Reductio ad absurdum
Reductio ad absurdum (Latin: "reduction to absurdity"), also known as argumentum ad absurdum (Latin: argument to absurdity), is a common form of argument which seeks to demonstrate that a statement is true by showing that a false, untenable, or absurd result follows from its denial, or in turn to demonstrate that a statement is false by showing that a false, untenable, or absurd result follows from its acceptance. First appearing in classical Greek philosophy (the Latin term derives from the Greek ἡ εἰς ἀτοπον ἀπαγωγη or he eis atopon apagoge, "reduction to the impossible", for example in Aristotle's Prior Analytics), this technique has been used throughout history in both formal mathematical and philosophical reasoning, as well as informal debate.
The "absurd" conclusion of a reductio ad absurdum argument can take a range of forms:
- Rocks have weight, otherwise we would see them floating in the air.
- Society must have laws, otherwise there would be chaos.
- There is no smallest positive rational number, because if there were, it could be divided by two to get a smaller one.
The first example above argues that the denial of the assertion would have a ridiculous result, against the evidence of our senses. The second argues that the denial would have an untenable result: unacceptable, unworkable or unpleasant for society. The third is a mathematical proof by contradiction, arguing that the denial of the assertion would result in a contradiction (there is a smallest rational number and yet there is a rational number smaller than it).
Greek philosophy 
This technique is used throughout Greek philosophy, beginning with Presocratic philosophers. The earliest Greek example of a reductio argument is supposedly in fragments of a satirical poem attributed to Xenophanes of Colophon (c.570 – c.475 BC). Criticizing Homer's attribution of human faults to the Greek gods, he says that humans also believe that the gods' bodies have human form. But if horses and oxen could draw, they would draw the gods with horse and oxen bodies. The gods can't have both forms, so this is a contradiction. Therefore the attribution of other human characteristics to the gods, such as human faults, is also false.
The earlier dialogs of Plato (424 – 348 BC), relating the debates of his teacher Socrates, raised the use of reductio arguments to a formal dialectical method, now called the Socratic method. Typically Socrates' opponent would make an innocuous claim, then Socrates by a step-by-step train of reasoning, bringing in other background assumptions, would make the person admit that the assertion resulted in a contradictory conclusion, forcing him to abandon his assertion. The technique was also a focus of the work of Aristotle (384 – 322 BC).
The principle of non-contradiction 
Aristotle clarified the connection between contradiction and falsity in his principle of non-contradiction.

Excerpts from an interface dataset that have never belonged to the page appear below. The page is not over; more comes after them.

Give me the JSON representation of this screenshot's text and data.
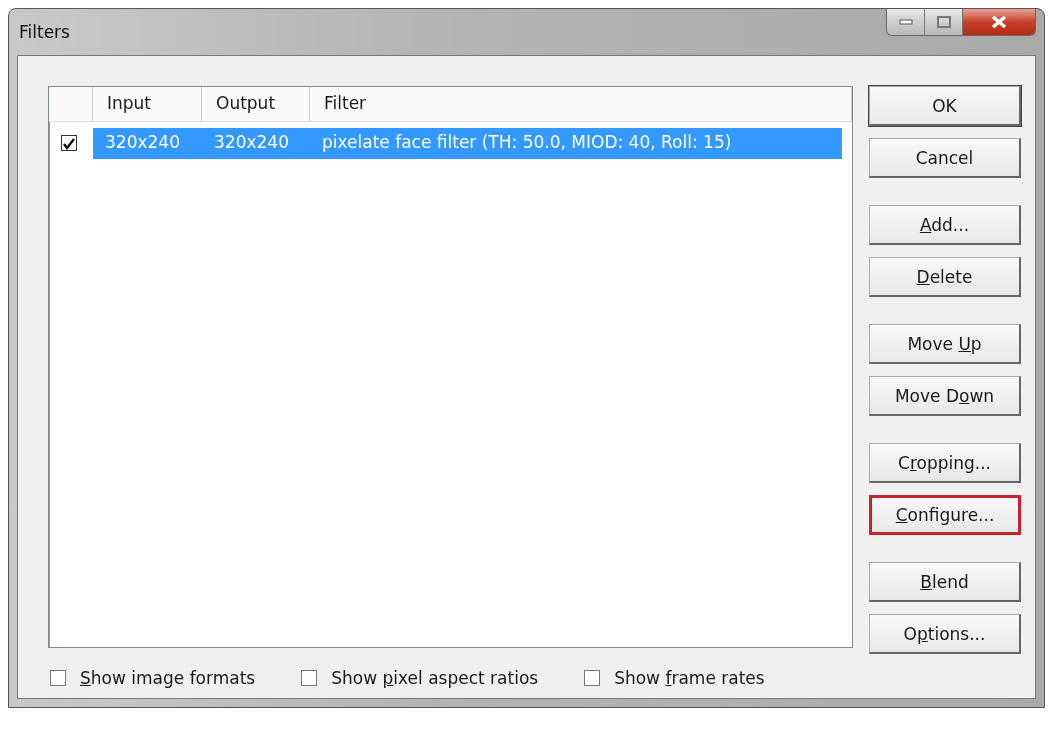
{
  "window": {
    "title": "Filters"
  },
  "table": {
    "columns": [
      {
        "label": "Input"
      },
      {
        "label": "Output"
      },
      {
        "label": "Filter"
      }
    ],
    "rows": [
      {
        "checked": true,
        "selected": true,
        "cells": [
          "320x240",
          "320x240",
          "pixelate face filter (TH: 50.0, MIOD: 40, Roll: 15)"
        ]
      }
    ]
  },
  "button_groups": [
    [
      {
        "before": "OK",
        "default": true,
        "highlighted": false
      },
      {
        "before": "Cancel",
        "default": false,
        "highlighted": false
      }
    ],
    [
      {
        "key": "A",
        "after": "dd...",
        "default": false,
        "highlighted": false
      },
      {
        "key": "D",
        "after": "elete",
        "default": false,
        "highlighted": false
      }
    ],
    [
      {
        "before": "Move ",
        "key": "U",
        "after": "p",
        "default": false,
        "highlighted": false
      },
      {
        "before": "Move D",
        "key": "o",
        "after": "wn",
        "default": false,
        "highlighted": false
      }
    ],
    [
      {
        "before": "C",
        "key": "r",
        "after": "opping...",
        "default": false,
        "highlighted": false
      },
      {
        "key": "C",
        "after": "onfigure...",
        "default": false,
        "highlighted": true
      }
    ],
    [
      {
        "key": "B",
        "after": "lend",
        "default": false,
        "highlighted": false
      },
      {
        "before": "O",
        "key": "p",
        "after": "tions...",
        "default": false,
        "highlighted": false
      }
    ]
  ],
  "options": [
    {
      "key": "S",
      "after": "how image formats",
      "checked": false
    },
    {
      "before": "Show ",
      "key": "p",
      "after": "ixel aspect ratios",
      "checked": false
    },
    {
      "before": "Show ",
      "key": "f",
      "after": "rame rates",
      "checked": false
    }
  ]
}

This states that an assertion cannot be both true and false. Therefore if the contradiction of an assertion (not-P) can be derived logically from the assertion (P) it can be concluded that a false assumption has been used. This technique, called proof by contradiction has formed the basis of reductio ad absurdum arguments in formal fields like logic and mathematics.
The principle of non-contradiction has seemed absolutely undeniable to most philosophers. However a few philosophers such as Heraclitus and Hegel have accepted contradictions. In recent years the discovery of contradictions at the foundations of mathematics, such as Russell's paradox, have led a few philosophers such as Graham Priest to reject the principle of non-contradiction, giving rise to theories such as dialethism and paraconsistent logic which accept that some statements can be both true and false.
Straw Man argument 
An argument similar to reductio ad absurdum often seen in polemical debate is the straw man logical fallacy. A straw man argument attempts to refute a given proposition by showing that a slightly different or inaccurate form of the proposition (the "straw man") is absurd or ridiculous, relying on the audience not to notice that the argument does not actually apply to the original proposition. For example:
- Politician A: "We should not serve schoolchildren sugary desserts with lunch and further worsen the obesity epidemic by doing so."
- Politician B: "What, do you want our children to starve?"
See also 
- Nicholas Rescher. "Reductio ad absurdum". The Internet Encyclopedia of Philosophy. Retrieved 21 July 09.
- Daigle, Robert W. (1991). "The reductio ad absurdum argument prior to Aristotle". Master's Thesis. San Jose State Univ. Retrieved August 22, 2012.
- Bobzian, Suzanne (2006). "Ancient Logic". Stanford Encyclopedia of Philosophy. The Metaphysics Research Lab, Stanford University. Retrieved August 22, 2012.
- "Reductio ad absurdum". New World Encyclopedia. 2007. Retrieved August 22, 2012.